WHAT THE TASK REQUIRES >> Exact repetition of every entry is required.

Top of THE INPUT

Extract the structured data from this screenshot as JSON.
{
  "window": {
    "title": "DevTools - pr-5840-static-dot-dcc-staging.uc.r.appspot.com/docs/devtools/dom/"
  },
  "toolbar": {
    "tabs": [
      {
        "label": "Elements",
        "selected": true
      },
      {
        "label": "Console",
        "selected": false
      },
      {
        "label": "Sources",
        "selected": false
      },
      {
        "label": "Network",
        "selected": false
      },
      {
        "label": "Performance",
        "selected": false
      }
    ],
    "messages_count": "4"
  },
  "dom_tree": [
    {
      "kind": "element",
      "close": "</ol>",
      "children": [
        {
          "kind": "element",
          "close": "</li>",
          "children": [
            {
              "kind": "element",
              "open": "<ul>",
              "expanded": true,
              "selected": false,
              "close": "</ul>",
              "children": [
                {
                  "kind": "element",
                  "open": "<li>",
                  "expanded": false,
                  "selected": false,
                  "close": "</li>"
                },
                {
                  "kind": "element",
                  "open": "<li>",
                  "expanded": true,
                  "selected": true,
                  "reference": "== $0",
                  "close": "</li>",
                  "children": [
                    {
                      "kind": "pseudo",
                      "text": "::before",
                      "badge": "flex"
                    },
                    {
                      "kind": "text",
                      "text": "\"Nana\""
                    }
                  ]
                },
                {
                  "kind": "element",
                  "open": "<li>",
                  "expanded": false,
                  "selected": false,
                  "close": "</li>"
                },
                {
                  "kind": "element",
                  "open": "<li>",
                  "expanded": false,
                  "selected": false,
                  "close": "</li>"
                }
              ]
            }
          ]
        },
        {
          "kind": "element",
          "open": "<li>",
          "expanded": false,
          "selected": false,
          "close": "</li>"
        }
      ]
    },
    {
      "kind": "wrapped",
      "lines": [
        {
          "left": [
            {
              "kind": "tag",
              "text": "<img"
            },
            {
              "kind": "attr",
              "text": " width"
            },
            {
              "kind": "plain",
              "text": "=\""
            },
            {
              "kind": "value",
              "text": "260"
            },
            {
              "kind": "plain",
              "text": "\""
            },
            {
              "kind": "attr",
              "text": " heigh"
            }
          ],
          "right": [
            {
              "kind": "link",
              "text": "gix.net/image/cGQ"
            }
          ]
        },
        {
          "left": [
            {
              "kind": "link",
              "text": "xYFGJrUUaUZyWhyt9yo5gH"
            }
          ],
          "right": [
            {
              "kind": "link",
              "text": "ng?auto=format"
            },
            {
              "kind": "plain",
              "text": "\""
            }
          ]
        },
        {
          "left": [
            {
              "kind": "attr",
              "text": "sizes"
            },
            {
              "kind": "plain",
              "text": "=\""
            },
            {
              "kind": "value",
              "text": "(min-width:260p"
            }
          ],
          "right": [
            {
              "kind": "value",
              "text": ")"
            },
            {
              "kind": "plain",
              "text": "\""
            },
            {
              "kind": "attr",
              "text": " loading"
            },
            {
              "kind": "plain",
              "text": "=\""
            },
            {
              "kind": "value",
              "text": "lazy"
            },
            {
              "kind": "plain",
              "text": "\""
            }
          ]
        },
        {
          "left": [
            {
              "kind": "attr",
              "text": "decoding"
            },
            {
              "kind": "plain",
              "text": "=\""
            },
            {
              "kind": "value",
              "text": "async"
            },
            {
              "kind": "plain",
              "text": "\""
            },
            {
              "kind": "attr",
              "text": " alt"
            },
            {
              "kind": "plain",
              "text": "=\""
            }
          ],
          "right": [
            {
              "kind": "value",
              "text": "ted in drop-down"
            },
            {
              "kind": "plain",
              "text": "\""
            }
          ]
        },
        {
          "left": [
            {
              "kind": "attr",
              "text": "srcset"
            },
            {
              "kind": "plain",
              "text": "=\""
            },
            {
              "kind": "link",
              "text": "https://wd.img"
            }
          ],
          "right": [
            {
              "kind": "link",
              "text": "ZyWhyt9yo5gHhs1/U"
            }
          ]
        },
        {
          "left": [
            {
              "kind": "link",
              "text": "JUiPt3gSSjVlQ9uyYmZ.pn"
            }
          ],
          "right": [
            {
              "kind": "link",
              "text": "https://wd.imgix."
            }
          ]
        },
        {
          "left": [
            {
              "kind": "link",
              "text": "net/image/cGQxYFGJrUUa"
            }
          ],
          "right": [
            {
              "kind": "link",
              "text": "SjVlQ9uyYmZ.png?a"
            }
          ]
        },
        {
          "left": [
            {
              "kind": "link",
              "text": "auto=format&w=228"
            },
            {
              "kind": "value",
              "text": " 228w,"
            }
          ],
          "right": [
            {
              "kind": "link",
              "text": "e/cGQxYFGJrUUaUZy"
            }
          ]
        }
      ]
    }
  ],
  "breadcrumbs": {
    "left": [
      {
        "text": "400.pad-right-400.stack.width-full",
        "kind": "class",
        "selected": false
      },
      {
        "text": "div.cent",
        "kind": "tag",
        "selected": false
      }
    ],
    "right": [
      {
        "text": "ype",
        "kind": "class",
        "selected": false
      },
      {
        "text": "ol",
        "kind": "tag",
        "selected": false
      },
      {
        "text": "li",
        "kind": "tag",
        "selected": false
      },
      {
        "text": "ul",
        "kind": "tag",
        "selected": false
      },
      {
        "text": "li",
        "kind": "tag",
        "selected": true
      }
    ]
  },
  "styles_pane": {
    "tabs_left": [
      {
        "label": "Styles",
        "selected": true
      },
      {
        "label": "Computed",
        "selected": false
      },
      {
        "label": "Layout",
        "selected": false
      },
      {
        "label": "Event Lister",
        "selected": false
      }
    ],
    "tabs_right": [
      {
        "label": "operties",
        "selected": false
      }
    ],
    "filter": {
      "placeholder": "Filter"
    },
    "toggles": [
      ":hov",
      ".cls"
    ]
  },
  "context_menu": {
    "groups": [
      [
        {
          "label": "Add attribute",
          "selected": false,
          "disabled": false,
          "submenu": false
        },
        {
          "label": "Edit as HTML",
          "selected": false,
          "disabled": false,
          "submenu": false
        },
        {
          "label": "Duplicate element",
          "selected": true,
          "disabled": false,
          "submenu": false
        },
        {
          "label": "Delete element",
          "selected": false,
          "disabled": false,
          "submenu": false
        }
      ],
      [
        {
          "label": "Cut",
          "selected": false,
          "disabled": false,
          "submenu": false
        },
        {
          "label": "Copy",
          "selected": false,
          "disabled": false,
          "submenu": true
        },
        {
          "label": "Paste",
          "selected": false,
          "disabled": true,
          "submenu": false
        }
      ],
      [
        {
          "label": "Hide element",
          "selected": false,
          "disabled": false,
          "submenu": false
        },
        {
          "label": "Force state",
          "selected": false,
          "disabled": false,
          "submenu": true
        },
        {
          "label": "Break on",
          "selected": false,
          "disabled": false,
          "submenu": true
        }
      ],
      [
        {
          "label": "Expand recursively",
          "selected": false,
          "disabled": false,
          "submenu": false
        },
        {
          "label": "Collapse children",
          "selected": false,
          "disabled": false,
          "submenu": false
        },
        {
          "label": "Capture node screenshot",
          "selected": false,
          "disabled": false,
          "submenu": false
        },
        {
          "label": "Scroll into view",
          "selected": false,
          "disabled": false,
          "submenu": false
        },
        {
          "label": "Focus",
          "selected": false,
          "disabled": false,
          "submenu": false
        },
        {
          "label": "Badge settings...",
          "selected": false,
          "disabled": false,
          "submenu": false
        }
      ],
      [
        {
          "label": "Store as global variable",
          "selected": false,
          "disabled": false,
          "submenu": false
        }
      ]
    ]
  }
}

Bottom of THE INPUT

TASK SOLUTION >>
Extract the structured data from this screenshot as JSON.
{
  "window": {
    "title": "DevTools - pr-5840-static-dot-dcc-staging.uc.r.appspot.com/docs/devtools/dom/"
  },
  "toolbar": {
    "tabs": [
      {
        "label": "Elements",
        "selected": true
      },
      {
        "label": "Console",
        "selected": false
      },
      {
        "label": "Sources",
        "selected": false
      },
      {
        "label": "Network",
        "selected": false
      },
      {
        "label": "Performance",
        "selected": false
      }
    ],
    "messages_count": "4"
  },
  "dom_tree": [
    {
      "kind": "element",
      "close": "</ol>",
      "children": [
        {
          "kind": "element",
          "close": "</li>",
          "children": [
            {
              "kind": "element",
              "open": "<ul>",
              "expanded": true,
              "selected": false,
              "close": "</ul>",
              "children": [
                {
                  "kind": "element",
                  "open": "<li>",
                  "expanded": false,
                  "selected": false,
                  "close": "</li>"
                },
                {
                  "kind": "element",
                  "open": "<li>",
                  "expanded": true,
                  "selected": true,
                  "reference": "== $0",
                  "close": "</li>",
                  "children": [
                    {
                      "kind": "pseudo",
                      "text": "::before",
                      "badge": "flex"
                    },
                    {
                      "kind": "text",
                      "text": "\"Nana\""
                    }
                  ]
                },
                {
                  "kind": "element",
                  "open": "<li>",
                  "expanded": false,
                  "selected": false,
                  "close": "</li>"
                },
                {
                  "kind": "element",
                  "open": "<li>",
                  "expanded": false,
                  "selected": false,
                  "close": "</li>"
                }
              ]
            }
          ]
        },
        {
          "kind": "element",
          "open": "<li>",
          "expanded": false,
          "selected": false,
          "close": "</li>"
        }
      ]
    },
    {
      "kind": "wrapped",
      "lines": [
        {
          "left": [
            {
              "kind": "tag",
              "text": "<img"
            },
            {
              "kind": "attr",
              "text": " width"
            },
            {
              "kind": "plain",
              "text": "=\""
            },
            {
              "kind": "value",
              "text": "260"
            },
            {
              "kind": "plain",
              "text": "\""
            },
            {
              "kind": "attr",
              "text": " heigh"
            }
          ],
          "right": [
            {
              "kind": "link",
              "text": "gix.net/image/cGQ"
            }
          ]
        },
        {
          "left": [
            {
              "kind": "link",
              "text": "xYFGJrUUaUZyWhyt9yo5gH"
            }
          ],
          "right": [
            {
              "kind": "link",
              "text": "ng?auto=format"
            },
            {
              "kind": "plain",
              "text": "\""
            }
          ]
        },
        {
          "left": [
            {
              "kind": "attr",
              "text": "sizes"
            },
            {
              "kind": "plain",
              "text": "=\""
            },
            {
              "kind": "value",
              "text": "(min-width:260p"
            }
          ],
          "right": [
            {
              "kind": "value",
              "text": ")"
            },
            {
              "kind": "plain",
              "text": "\""
            },
            {
              "kind": "attr",
              "text": " loading"
            },
            {
              "kind": "plain",
              "text": "=\""
            },
            {
              "kind": "value",
              "text": "lazy"
            },
            {
              "kind": "plain",
              "text": "\""
            }
          ]
        },
        {
          "left": [
            {
              "kind": "attr",
              "text": "decoding"
            },
            {
              "kind": "plain",
              "text": "=\""
            },
            {
              "kind": "value",
              "text": "async"
            },
            {
              "kind": "plain",
              "text": "\""
            },
            {
              "kind": "attr",
              "text": " alt"
            },
            {
              "kind": "plain",
              "text": "=\""
            }
          ],
          "right": [
            {
              "kind": "value",
              "text": "ted in drop-down"
            },
            {
              "kind": "plain",
              "text": "\""
            }
          ]
        },
        {
          "left": [
            {
              "kind": "attr",
              "text": "srcset"
            },
            {
              "kind": "plain",
              "text": "=\""
            },
            {
              "kind": "link",
              "text": "https://wd.img"
            }
          ],
          "right": [
            {
              "kind": "link",
              "text": "ZyWhyt9yo5gHhs1/U"
            }
          ]
        },
        {
          "left": [
            {
              "kind": "link",
              "text": "JUiPt3gSSjVlQ9uyYmZ.pn"
            }
          ],
          "right": [
            {
              "kind": "link",
              "text": "https://wd.imgix."
            }
          ]
        },
        {
          "left": [
            {
              "kind": "link",
              "text": "net/image/cGQxYFGJrUUa"
            }
          ],
          "right": [
            {
              "kind": "link",
              "text": "SjVlQ9uyYmZ.png?a"
            }
          ]
        },
        {
          "left": [
            {
              "kind": "link",
              "text": "auto=format&w=228"
            },
            {
              "kind": "value",
              "text": " 228w,"
            }
          ],
          "right": [
            {
              "kind": "link",
              "text": "e/cGQxYFGJrUUaUZy"
            }
          ]
        }
      ]
    }
  ],
  "breadcrumbs": {
    "left": [
      {
        "text": "400.pad-right-400.stack.width-full",
        "kind": "class",
        "selected": false
      },
      {
        "text": "div.cent",
        "kind": "tag",
        "selected": false
      }
    ],
    "right": [
      {
        "text": "ype",
        "kind": "class",
        "selected": false
      },
      {
        "text": "ol",
        "kind": "tag",
        "selected": false
      },
      {
        "text": "li",
        "kind": "tag",
        "selected": false
      },
      {
        "text": "ul",
        "kind": "tag",
        "selected": false
      },
      {
        "text": "li",
        "kind": "tag",
        "selected": true
      }
    ]
  },
  "styles_pane": {
    "tabs_left": [
      {
        "label": "Styles",
        "selected": true
      },
      {
        "label": "Computed",
        "selected": false
      },
      {
        "label": "Layout",
        "selected": false
      },
      {
        "label": "Event Lister",
        "selected": false
      }
    ],
    "tabs_right": [
      {
        "label": "operties",
        "selected": false
      }
    ],
    "filter": {
      "placeholder": "Filter"
    },
    "toggles": [
      ":hov",
      ".cls"
    ]
  },
  "context_menu": {
    "groups": [
      [
        {
          "label": "Add attribute",
          "selected": false,
          "disabled": false,
          "submenu": false
        },
        {
          "label": "Edit as HTML",
          "selected": false,
          "disabled": false,
          "submenu": false
        },
        {
          "label": "Duplicate element",
          "selected": true,
          "disabled": false,
          "submenu": false
        },
        {
          "label": "Delete element",
          "selected": false,
          "disabled": false,
          "submenu": false
        }
      ],
      [
        {
          "label": "Cut",
          "selected": false,
          "disabled": false,
          "submenu": false
        },
        {
          "label": "Copy",
          "selected": false,
          "disabled": false,
          "submenu": true
        },
        {
          "label": "Paste",
          "selected": false,
          "disabled": true,
          "submenu": false
        }
      ],
      [
        {
          "label": "Hide element",
          "selected": false,
          "disabled": false,
          "submenu": false
        },
        {
          "label": "Force state",
          "selected": false,
          "disabled": false,
          "submenu": true
        },
        {
          "label": "Break on",
          "selected": false,
          "disabled": false,
          "submenu": true
        }
      ],
      [
        {
          "label": "Expand recursively",
          "selected": false,
          "disabled": false,
          "submenu": false
        },
        {
          "label": "Collapse children",
          "selected": false,
          "disabled": false,
          "submenu": false
        },
        {
          "label": "Capture node screenshot",
          "selected": false,
          "disabled": false,
          "submenu": false
        },
        {
          "label": "Scroll into view",
          "selected": false,
          "disabled": false,
          "submenu": false
        },
        {
          "label": "Focus",
          "selected": false,
          "disabled": false,
          "submenu": false
        },
        {
          "label": "Badge settings...",
          "selected": false,
          "disabled": false,
          "submenu": false
        }
      ],
      [
        {
          "label": "Store as global variable",
          "selected": false,
          "disabled": false,
          "submenu": false
        }
      ]
    ]
  }
}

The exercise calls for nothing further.